It was compared to half a cake that might prove indigestible - but Horizons Region councillors have agreed to notify a proposed change to the council's intensive farming rules.
For two years the council has been considering how to change its One Plan rules on consent for intensive farming - defined as dairy, cropping, horticulture and irrigated sheep and beef farming.
In 2017 environment groups Fish & Game and the Environmental Defence Society took it to the Environment Court. They said it was allowing dubious intensive farming practices, with only a promise of improvement, and the court agreed. Horizons was told to enforce the nitrogen leaching limits in its plan - limits many intensive farmers cannot meet.
The plan change councillors voted for will increase the maximum nitrogen leaching limits, in line with the latest Overseer computer model. But strategy and regulation manager Nic Peet said it won't mean more nutrient leached to waterways.
Businesses that still can't reach the limits may be able to get consent by proving they are reducing the phosphorous, E. coli and sediment they release.
Only councillors David Cotton, Bruce Rollinson and Colleen Sheldon voted against notifying the change. But all the others had worries about supporting it.
Cotton worried it would have Horizons back before the Environment Court. The environment groups have not agreed to it, and could appeal it.
"We're going through the same process, and expecting a different result," he said.
Some stakeholders had expected another plan change to be notified at the same time - a change to rules for land converted to new intensive uses. But Horizons policy and strategy manager Rebecca Tayler said that was "the other half of the cake" and needed more science and discussion.
Plan change 2 sticks to existing understandings within the One Plan, and Peet said it wouldn't be like changing a chocolate cake for an orange cake. Any big change would take too long, and farmers need certainty.
Horowhenua councillor Lindsay Burnell worried about vegetable growers in his district, who have never been able to meet the nitrogen leaching limits. He feared the change would cost jobs and put people out of business.
It could do more than that, council chairman Bruce Gordon said. It could reduce the supply of fresh vegetables by 65 per cent.
But Tayler and Peet said horticulture was getting more environmentally savvy, and growers were talking about ways to work together to mitigate their effects.
The plan change isn't perfect, Whanganui councillor Nicola Patrick said, but the "half cake" approach is needed to get farmers out of "no man's land" - and the cost is the cost of doing business.
Palmerston North councillor Wiremu Te Aweawe didn't like upsetting people, but voted for the change.
"Whether we like it or not we are going to have to be the taniwha and do the job that was given to us, and clean up our waters," he said.
There was too much discretion about the farm practices given consent last time, councillor Rachel Keedwell said. She feared it could happen again with this "flexible" approach.
"I've been told many times that it will not happen again. That leaves me feeling I'm being asked to trust. I would prefer a prescriptive approach, but I will trust, and more eyes will be watching this time."

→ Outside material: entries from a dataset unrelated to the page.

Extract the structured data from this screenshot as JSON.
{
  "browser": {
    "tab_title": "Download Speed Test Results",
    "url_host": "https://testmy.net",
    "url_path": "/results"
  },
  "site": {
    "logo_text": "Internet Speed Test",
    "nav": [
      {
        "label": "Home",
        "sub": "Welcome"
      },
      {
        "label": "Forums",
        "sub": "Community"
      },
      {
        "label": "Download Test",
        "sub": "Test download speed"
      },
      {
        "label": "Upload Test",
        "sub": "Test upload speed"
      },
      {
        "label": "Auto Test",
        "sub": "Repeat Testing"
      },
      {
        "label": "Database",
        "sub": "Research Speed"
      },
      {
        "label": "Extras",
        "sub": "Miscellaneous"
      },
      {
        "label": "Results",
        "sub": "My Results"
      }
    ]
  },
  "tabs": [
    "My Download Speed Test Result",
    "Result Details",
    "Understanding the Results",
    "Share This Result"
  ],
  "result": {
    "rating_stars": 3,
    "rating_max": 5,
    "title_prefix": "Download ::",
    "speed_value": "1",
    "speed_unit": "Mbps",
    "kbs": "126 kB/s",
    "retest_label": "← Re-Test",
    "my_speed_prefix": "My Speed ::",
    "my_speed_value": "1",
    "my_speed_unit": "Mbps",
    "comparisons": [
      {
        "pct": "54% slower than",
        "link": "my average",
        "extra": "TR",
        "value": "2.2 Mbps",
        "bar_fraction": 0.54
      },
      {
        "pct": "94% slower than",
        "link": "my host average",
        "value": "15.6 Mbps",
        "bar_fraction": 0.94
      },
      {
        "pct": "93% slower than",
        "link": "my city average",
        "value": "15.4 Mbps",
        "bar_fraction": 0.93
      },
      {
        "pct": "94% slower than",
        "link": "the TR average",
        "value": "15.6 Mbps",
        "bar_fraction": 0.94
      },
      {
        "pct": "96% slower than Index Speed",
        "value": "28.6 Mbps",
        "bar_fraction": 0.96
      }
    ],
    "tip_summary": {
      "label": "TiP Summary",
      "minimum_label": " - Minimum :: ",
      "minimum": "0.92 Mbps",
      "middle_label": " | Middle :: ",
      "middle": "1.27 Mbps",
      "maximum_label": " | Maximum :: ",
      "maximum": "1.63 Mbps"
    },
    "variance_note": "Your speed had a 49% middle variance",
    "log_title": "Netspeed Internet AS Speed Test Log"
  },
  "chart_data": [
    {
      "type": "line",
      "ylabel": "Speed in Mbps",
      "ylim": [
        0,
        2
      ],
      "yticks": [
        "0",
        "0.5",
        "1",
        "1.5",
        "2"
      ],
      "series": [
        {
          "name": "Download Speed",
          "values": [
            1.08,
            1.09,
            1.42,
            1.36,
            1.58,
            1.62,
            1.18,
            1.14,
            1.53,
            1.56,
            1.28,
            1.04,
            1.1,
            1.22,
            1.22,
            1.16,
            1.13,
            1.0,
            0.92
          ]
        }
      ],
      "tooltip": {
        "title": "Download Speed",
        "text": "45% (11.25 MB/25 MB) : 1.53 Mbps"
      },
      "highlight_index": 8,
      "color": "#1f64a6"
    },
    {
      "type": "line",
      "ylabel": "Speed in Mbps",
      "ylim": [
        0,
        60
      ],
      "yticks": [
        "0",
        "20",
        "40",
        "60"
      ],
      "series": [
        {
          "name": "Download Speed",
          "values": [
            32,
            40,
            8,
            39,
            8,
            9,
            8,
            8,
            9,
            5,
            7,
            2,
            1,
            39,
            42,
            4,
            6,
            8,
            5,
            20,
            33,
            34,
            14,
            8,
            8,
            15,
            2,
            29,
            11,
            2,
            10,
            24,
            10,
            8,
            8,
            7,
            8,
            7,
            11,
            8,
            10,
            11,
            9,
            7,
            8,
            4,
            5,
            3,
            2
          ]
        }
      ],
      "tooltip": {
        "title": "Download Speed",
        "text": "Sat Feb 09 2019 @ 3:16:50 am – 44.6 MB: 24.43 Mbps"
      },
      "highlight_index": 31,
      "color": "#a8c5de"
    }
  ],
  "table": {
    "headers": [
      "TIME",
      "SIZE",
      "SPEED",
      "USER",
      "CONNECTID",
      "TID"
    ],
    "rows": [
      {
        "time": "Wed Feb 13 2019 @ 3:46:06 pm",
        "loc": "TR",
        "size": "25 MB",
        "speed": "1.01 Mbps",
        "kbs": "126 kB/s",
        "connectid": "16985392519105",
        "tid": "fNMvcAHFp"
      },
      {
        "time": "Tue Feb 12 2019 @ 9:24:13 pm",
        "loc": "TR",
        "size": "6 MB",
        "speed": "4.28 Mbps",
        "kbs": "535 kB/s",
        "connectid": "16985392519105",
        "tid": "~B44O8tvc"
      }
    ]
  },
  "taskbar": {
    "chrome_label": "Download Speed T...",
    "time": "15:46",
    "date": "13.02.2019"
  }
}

Plan Change 2 will be notified on July 22, and out for submissions until October 21. After that submissions will be heard by an independent commissioner and if the plan is agreed to - not appealed - it will be approved in mid 2020.
As soon as it is notified farmers will be able to apply for consents - which will be considered under a mixture of the old and new rules.